Car accidents may be common, but the aftermath can be stressful, time-consuming, and frustrating. Once an accident occurs, an injured person’s priorities are often about addressing immediate injuries, the safety of all those impacted and collecting the other party’s insurance. Once the trauma of the event is over, those impacted can address the next steps, including filing lawsuits against other parties and collecting insurance. In Alabama, parts of the process are unique compared to most states.
Statute of limitations
Those who wish to file a lawsuit against another driver can’t wait too long. There are laws called “statutes of limitations” that limit the amount of time between the injury and time to file a claim. In Alabama, the time limit is two years. Missing the deadline by just a day could prevent a plaintiff from moving forward with a case at all.
Standards for drivers

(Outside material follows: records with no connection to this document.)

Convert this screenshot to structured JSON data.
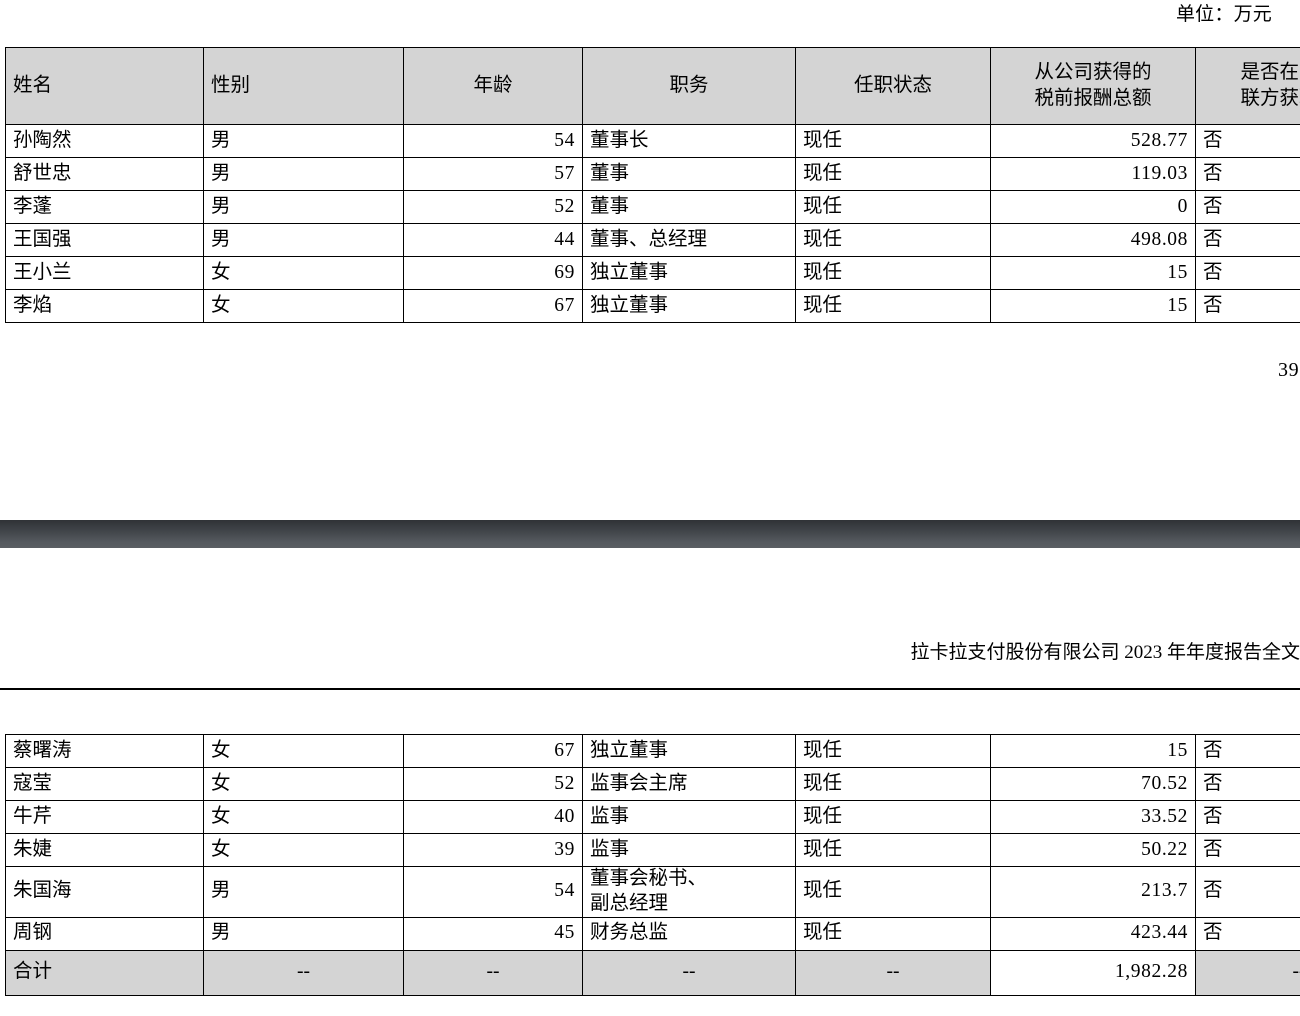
{
  "page_one": {
    "unit_label": "单位：万元",
    "page_number_fragment": "39",
    "table": {
      "columns": [
        {
          "key": "name",
          "label": "姓名"
        },
        {
          "key": "gender",
          "label": "性别"
        },
        {
          "key": "age",
          "label": "年龄"
        },
        {
          "key": "title",
          "label": "职务"
        },
        {
          "key": "status",
          "label": "任职状态"
        },
        {
          "key": "pay_line1",
          "label": "从公司获得的"
        },
        {
          "key": "pay_line2",
          "label": "税前报酬总额"
        },
        {
          "key": "related_line1",
          "label": "是否在公司关"
        },
        {
          "key": "related_line2",
          "label": "联方获取报酬"
        }
      ],
      "rows": [
        {
          "name": "孙陶然",
          "gender": "男",
          "age": "54",
          "title": "董事长",
          "status": "现任",
          "pay": "528.77",
          "related": "否"
        },
        {
          "name": "舒世忠",
          "gender": "男",
          "age": "57",
          "title": "董事",
          "status": "现任",
          "pay": "119.03",
          "related": "否"
        },
        {
          "name": "李蓬",
          "gender": "男",
          "age": "52",
          "title": "董事",
          "status": "现任",
          "pay": "0",
          "related": "否"
        },
        {
          "name": "王国强",
          "gender": "男",
          "age": "44",
          "title": "董事、总经理",
          "status": "现任",
          "pay": "498.08",
          "related": "否"
        },
        {
          "name": "王小兰",
          "gender": "女",
          "age": "69",
          "title": "独立董事",
          "status": "现任",
          "pay": "15",
          "related": "否"
        },
        {
          "name": "李焰",
          "gender": "女",
          "age": "67",
          "title": "独立董事",
          "status": "现任",
          "pay": "15",
          "related": "否"
        }
      ]
    }
  },
  "page_two": {
    "running_head": "拉卡拉支付股份有限公司 2023 年年度报告全文",
    "table": {
      "rows": [
        {
          "name": "蔡曙涛",
          "gender": "女",
          "age": "67",
          "title": "独立董事",
          "title2": "",
          "status": "现任",
          "pay": "15",
          "related": "否"
        },
        {
          "name": "寇莹",
          "gender": "女",
          "age": "52",
          "title": "监事会主席",
          "title2": "",
          "status": "现任",
          "pay": "70.52",
          "related": "否"
        },
        {
          "name": "牛芹",
          "gender": "女",
          "age": "40",
          "title": "监事",
          "title2": "",
          "status": "现任",
          "pay": "33.52",
          "related": "否"
        },
        {
          "name": "朱婕",
          "gender": "女",
          "age": "39",
          "title": "监事",
          "title2": "",
          "status": "现任",
          "pay": "50.22",
          "related": "否"
        },
        {
          "name": "朱国海",
          "gender": "男",
          "age": "54",
          "title": "董事会秘书、",
          "title2": "副总经理",
          "status": "现任",
          "pay": "213.7",
          "related": "否"
        },
        {
          "name": "周钢",
          "gender": "男",
          "age": "45",
          "title": "财务总监",
          "title2": "",
          "status": "现任",
          "pay": "423.44",
          "related": "否"
        }
      ],
      "total_row": {
        "name": "合计",
        "gender": "--",
        "age": "--",
        "title": "--",
        "status": "--",
        "pay": "1,982.28",
        "related": "--"
      }
    }
  },
  "style": {
    "header_fill": "#d4d4d4",
    "total_fill": "#d4d4d4",
    "border_color": "#000000",
    "page_gap_top": "#2f3236",
    "page_gap_bottom": "#5a5e63"
  }
}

Alabama takes a more rigid stance on collecting money damages from other parties. “Contributory negligence” is a concept in the law that means that the other driver must be completely at fault for a plaintiff to successfully collect damages. In other words, those who suffer injuries requiring short or long term medical care but were minimally at fault cannot recover from the driver who hit them.
Standards for passengers

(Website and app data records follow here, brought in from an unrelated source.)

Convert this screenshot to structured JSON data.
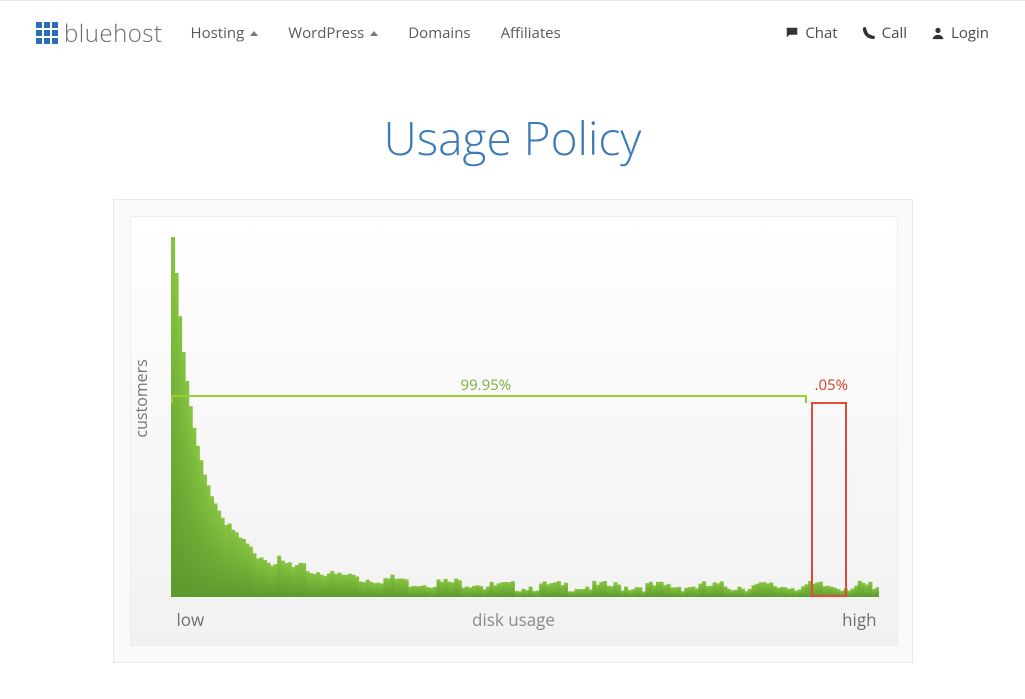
{
  "brand": {
    "name": "bluehost"
  },
  "nav": {
    "hosting": "Hosting",
    "wordpress": "WordPress",
    "domains": "Domains",
    "affiliates": "Affiliates"
  },
  "header_right": {
    "chat": "Chat",
    "call": "Call",
    "login": "Login"
  },
  "page": {
    "title": "Usage Policy"
  },
  "chart_data": {
    "type": "bar",
    "title": "",
    "xlabel": "disk usage",
    "ylabel": "customers",
    "xticks": [
      "low",
      "high"
    ],
    "ylim": [
      0,
      100
    ],
    "annotations": {
      "low_bucket_pct": "99.95%",
      "high_bucket_pct": ".05%"
    },
    "values": [
      100,
      90,
      78,
      68,
      60,
      53,
      47,
      42,
      38,
      34,
      31,
      28,
      26,
      24,
      22,
      20,
      19,
      18,
      17,
      16,
      15,
      14,
      13,
      13,
      12,
      12,
      11,
      11,
      10,
      10,
      10,
      9,
      9,
      9,
      8,
      8,
      8,
      8,
      8,
      7,
      7,
      7,
      7,
      7,
      7,
      6,
      6,
      6,
      6,
      6,
      6,
      6,
      6,
      5,
      5,
      5,
      5,
      5,
      5,
      5,
      5,
      5,
      5,
      5,
      5,
      5,
      4,
      4,
      4,
      4,
      4,
      4,
      4,
      4,
      4,
      4,
      4,
      4,
      4,
      4,
      4,
      4,
      4,
      4,
      4,
      4,
      4,
      4,
      3,
      3,
      3,
      3,
      3,
      3,
      3,
      3,
      3,
      3,
      3,
      3,
      3,
      3,
      3,
      3,
      3,
      3,
      3,
      3,
      3,
      3,
      3,
      3,
      3,
      3,
      3,
      3,
      3,
      3,
      3,
      3,
      3,
      3,
      3,
      3,
      3,
      3,
      3,
      3,
      3,
      3,
      3,
      3,
      3,
      3,
      3,
      3,
      3,
      3,
      3,
      3,
      3,
      3,
      3,
      3,
      3,
      3,
      3,
      3,
      3,
      3,
      3,
      3,
      3,
      3,
      3,
      3,
      3,
      3,
      3,
      3,
      3,
      3,
      3,
      3,
      3,
      3,
      3,
      3,
      3,
      3,
      3,
      3,
      3,
      3,
      3,
      3,
      3,
      3,
      3,
      3,
      3,
      3,
      3,
      3,
      3,
      3,
      3,
      3,
      3,
      3,
      3,
      3,
      3,
      3,
      3,
      3,
      3,
      3,
      2,
      2
    ]
  }
}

Passengers of cars in accidents can look to “guest statutes” to determine whether they could collect money damages to pay for their injuries. In Alabama, passengers can successfully sue their own drivers if the driver was acting willfully, recklessly or unsafely. This is a higher standard than many other states because simple negligent and accidental behavior wouldn’t allow a passenger to recover for injuries.
Although these higher standards can be discouraging, those who wish to file claims can learn about options available to them. Sometimes accidents happen, and a strong legal team can assist in providing the best opportunities possible for injured drivers and passengers to recover for injuries.